    In the Australian Pavilion, events centred around Pacific climate priorities, the importance of First Nations Peoples’ perspectives on climate change and use of ancestral cultural practices to care for land, and the role of nature-based climate solutions. We expect Indigenous-led climate solutions, nature and supporting climate action among Australia’s Pacific partners to be strong themes at the Pavilion over the next two weeks.

    Day 2 also saw ministers announce that Australia has become a founding member of the new ‘Forests and Climate Leaders Partnership’, a UK-led initiative which aims to accelerate the contribution of forests to global climate action and progress the work of the Glasgow Leaders Declaration on Forests and Land Use.

    Co-authored by Amy Van Dongen

  • By - Shay Kiriakidis and Anneka Thomson

    Day 0 and Day 1 – 6 & 7 NOVEMBER 2022

    Opening Ceremony and World Leaders Summit 

    COP27 kicked off in Sharm El-Sheikh on Sunday with Egyptian Foreign Minister and COP27 President H.E. Sameh Shoukry acknowledging that the conference comes at the end of a year that has seen political turmoil resulting in rising energy prices and food, water and cost of living crises.  Despite these challenges, Shoukry urged nations to not use this as a reason to delay efforts to fight climate change.  These sentiments were reinforced by UN Secretary General Antonio Guterres, who proclaimed that “we are on the highway to climate hell with our foot on the accelerator”.

    The conference follows a year of climate disasters, including the devasting floods in Pakistan that killed more than 1,700 people.  The World Meteorological Organisation on Sunday stated that the planet had likely witnessed its warmest eight years on record.  The stark realities of the impacts of climate change seen in recent years, and particularly in 2022, have increased calls for loss and damage funding to be on the agenda.  At the eleventh hour, the Conference of the Parties agreed to include it in the final agenda adopted on Sunday for the first time since the adoption of the UN Framework Convention on Climate Change. 
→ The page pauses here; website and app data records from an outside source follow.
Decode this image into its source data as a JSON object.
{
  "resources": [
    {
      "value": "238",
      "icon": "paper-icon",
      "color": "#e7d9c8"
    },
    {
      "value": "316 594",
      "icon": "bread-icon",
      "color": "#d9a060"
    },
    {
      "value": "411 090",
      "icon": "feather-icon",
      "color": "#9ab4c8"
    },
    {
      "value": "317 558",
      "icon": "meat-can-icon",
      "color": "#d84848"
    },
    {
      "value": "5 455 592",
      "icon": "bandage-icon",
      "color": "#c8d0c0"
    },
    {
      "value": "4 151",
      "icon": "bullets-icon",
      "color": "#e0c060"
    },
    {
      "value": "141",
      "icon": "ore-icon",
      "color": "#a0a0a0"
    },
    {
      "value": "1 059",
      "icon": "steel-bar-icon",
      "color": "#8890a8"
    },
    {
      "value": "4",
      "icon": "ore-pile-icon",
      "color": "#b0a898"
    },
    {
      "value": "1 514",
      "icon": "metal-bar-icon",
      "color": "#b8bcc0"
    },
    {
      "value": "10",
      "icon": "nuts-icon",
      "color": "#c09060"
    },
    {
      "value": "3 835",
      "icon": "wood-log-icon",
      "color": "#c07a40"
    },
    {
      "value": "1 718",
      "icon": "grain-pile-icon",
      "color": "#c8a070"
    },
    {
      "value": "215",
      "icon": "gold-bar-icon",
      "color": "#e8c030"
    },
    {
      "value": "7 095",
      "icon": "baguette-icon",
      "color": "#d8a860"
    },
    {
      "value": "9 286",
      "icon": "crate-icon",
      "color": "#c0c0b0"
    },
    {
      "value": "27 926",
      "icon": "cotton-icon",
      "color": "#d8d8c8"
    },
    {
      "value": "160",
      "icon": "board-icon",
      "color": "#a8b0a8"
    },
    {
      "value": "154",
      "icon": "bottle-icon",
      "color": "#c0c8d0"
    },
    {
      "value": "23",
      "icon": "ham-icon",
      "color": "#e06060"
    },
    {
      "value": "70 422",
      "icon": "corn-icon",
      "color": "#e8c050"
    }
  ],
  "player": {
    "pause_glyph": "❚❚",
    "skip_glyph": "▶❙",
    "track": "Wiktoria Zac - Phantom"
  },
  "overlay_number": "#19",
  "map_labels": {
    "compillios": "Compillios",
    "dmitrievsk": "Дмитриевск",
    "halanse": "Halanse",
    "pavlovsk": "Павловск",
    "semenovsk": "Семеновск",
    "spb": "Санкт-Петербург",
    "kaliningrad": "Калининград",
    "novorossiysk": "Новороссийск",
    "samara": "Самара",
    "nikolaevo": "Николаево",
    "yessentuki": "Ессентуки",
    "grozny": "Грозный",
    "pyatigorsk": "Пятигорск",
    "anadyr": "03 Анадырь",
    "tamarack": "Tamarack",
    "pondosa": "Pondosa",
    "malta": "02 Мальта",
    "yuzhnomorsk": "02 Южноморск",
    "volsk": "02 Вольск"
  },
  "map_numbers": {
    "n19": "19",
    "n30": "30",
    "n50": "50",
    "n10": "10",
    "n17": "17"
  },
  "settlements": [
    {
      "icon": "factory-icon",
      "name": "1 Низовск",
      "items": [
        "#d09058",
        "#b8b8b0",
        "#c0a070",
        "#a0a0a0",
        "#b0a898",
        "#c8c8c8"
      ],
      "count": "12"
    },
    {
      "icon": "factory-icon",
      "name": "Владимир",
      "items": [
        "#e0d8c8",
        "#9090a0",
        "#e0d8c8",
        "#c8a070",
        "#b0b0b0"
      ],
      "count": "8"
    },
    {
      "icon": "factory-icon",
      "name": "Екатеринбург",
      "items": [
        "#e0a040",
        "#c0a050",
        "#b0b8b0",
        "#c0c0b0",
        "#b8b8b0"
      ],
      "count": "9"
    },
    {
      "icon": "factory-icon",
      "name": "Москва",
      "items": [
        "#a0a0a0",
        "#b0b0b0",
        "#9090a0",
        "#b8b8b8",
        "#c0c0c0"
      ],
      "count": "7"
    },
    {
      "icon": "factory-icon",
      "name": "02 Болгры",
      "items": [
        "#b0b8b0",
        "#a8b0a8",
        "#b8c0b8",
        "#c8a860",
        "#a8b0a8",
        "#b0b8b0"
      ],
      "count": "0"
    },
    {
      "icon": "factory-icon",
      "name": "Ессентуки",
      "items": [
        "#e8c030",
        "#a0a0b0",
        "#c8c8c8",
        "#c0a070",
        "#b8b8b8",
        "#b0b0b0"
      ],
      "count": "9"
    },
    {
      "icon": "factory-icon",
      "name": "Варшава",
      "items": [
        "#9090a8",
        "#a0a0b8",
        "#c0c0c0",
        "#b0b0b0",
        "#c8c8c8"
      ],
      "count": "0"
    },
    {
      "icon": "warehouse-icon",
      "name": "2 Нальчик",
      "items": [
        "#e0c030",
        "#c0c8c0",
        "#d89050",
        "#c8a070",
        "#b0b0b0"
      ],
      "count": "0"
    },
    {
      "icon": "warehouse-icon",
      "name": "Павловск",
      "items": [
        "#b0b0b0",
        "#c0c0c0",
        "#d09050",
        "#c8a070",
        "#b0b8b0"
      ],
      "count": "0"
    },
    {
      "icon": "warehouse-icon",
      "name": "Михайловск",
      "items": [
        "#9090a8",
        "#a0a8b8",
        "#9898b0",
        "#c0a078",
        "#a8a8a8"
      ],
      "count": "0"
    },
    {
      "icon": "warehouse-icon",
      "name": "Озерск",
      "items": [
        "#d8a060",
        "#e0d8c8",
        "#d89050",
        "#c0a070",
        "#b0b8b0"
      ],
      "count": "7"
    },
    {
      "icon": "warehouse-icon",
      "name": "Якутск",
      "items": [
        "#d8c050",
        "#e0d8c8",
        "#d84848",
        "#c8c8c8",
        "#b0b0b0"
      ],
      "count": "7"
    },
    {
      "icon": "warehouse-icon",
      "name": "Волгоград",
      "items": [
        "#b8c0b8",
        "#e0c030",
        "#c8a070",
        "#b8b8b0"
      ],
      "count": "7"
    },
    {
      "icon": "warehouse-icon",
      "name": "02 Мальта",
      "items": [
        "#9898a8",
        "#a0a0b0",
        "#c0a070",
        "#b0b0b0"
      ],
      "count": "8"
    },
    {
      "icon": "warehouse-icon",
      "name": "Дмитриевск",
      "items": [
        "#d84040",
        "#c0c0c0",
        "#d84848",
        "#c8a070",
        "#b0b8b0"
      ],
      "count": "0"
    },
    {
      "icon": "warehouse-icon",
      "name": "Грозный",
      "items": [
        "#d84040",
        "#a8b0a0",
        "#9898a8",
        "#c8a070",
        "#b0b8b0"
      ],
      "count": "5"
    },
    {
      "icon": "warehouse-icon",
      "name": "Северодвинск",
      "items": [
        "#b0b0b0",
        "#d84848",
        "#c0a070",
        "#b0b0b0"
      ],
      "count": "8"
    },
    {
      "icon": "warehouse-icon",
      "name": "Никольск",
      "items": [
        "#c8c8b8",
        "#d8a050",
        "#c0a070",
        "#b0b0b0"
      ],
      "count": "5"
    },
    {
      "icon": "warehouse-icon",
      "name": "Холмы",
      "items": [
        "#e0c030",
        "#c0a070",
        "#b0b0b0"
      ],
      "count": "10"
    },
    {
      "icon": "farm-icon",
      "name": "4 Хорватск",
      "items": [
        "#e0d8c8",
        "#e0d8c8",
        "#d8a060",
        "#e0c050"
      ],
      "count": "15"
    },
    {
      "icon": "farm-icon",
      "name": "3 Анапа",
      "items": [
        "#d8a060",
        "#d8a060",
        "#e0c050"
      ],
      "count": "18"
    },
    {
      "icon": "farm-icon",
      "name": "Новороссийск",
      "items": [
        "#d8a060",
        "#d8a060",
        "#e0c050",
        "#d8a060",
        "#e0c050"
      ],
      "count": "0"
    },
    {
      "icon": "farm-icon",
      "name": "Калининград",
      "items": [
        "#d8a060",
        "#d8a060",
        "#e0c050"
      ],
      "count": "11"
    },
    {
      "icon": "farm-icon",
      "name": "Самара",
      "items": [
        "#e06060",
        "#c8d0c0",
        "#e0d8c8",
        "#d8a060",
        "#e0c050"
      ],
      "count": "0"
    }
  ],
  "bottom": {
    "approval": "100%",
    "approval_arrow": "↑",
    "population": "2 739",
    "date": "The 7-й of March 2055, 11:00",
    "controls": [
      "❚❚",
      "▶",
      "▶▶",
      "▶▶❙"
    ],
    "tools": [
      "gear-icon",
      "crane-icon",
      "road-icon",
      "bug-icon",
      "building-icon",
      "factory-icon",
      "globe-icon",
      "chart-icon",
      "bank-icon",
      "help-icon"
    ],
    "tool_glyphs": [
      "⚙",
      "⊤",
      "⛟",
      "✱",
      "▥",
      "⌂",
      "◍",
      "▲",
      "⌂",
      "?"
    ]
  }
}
    At the World Leaders Summit on Monday, governments were called upon to provide concrete actions and plans to further raise ambition on climate change and emissions reduction.  Developing countries reiterated calls for the delivery of US$100 billion in climate finance, noting that failure to act would be more costly.  Plans were also made to set up new joint energy partnerships to aid the energy transition in developing countries as well as partnerships to protect ecosystems in countries with significant biodiversity to ensure continued carbon storage potential.  Not least, Monday saw the commencement of negotiations in relation to various issues, including guidance for the operation of cooperative approaches under Article 6.2 as well as the commencing the Glasgow Climate Pact work programme to scale up mitigation ambition and implementation.